BEGIN

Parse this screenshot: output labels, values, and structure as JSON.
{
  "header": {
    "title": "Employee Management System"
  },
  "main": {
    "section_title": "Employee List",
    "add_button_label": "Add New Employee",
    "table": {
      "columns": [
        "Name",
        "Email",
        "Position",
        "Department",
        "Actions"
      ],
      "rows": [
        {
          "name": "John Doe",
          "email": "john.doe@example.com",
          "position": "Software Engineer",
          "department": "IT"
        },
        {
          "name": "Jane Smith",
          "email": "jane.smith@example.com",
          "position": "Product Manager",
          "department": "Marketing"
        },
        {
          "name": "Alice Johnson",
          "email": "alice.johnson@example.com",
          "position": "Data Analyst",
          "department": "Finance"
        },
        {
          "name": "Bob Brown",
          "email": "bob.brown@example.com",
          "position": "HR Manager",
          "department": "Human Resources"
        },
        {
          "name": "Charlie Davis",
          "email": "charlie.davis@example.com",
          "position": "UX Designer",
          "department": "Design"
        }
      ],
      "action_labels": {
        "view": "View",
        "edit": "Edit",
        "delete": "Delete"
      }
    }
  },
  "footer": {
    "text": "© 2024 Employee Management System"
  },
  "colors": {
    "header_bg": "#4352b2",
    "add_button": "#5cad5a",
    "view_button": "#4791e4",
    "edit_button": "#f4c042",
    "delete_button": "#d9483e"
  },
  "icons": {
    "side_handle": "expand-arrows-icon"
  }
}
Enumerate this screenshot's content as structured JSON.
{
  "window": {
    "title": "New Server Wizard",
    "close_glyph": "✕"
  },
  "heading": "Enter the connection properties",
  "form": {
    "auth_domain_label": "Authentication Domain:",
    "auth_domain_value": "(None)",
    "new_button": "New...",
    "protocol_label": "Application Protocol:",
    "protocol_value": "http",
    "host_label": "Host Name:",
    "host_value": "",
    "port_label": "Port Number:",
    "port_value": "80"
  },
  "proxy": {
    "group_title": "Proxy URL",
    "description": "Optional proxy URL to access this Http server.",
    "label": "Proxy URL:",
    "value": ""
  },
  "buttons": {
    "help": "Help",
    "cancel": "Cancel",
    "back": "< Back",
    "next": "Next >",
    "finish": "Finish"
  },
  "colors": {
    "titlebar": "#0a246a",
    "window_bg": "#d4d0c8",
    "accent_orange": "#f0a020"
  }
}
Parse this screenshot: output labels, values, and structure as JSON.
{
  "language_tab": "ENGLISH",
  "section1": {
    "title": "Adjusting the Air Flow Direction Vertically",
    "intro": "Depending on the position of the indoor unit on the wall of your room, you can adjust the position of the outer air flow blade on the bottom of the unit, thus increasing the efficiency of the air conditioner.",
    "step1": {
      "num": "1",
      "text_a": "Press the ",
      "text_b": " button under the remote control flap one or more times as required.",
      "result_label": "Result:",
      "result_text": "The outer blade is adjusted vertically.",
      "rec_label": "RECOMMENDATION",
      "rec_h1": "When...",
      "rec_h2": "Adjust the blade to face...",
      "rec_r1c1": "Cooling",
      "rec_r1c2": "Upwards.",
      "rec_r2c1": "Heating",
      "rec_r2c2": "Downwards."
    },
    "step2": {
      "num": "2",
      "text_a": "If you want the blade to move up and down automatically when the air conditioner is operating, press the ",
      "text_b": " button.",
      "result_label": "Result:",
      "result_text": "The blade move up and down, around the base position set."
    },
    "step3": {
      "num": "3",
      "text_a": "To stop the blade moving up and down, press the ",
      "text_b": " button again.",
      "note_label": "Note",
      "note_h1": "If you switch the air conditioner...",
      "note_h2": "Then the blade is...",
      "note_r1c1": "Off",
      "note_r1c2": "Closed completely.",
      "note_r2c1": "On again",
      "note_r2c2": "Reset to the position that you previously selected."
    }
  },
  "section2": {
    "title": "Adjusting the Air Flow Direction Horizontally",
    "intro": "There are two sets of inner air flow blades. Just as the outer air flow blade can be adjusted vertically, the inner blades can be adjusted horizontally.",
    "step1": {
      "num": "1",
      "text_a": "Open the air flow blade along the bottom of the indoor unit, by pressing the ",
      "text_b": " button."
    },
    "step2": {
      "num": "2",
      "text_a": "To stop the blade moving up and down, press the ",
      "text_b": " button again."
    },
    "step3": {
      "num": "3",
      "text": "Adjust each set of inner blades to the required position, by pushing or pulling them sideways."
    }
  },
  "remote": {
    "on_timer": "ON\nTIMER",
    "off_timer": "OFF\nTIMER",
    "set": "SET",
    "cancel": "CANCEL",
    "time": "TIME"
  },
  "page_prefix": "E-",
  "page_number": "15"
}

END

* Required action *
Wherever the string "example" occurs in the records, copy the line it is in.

* Reply *
          "email": "john.doe@example.com",
          "email": "jane.smith@example.com",
          "email": "alice.johnson@example.com",
          "email": "bob.brown@example.com",
          "email": "charlie.davis@example.com",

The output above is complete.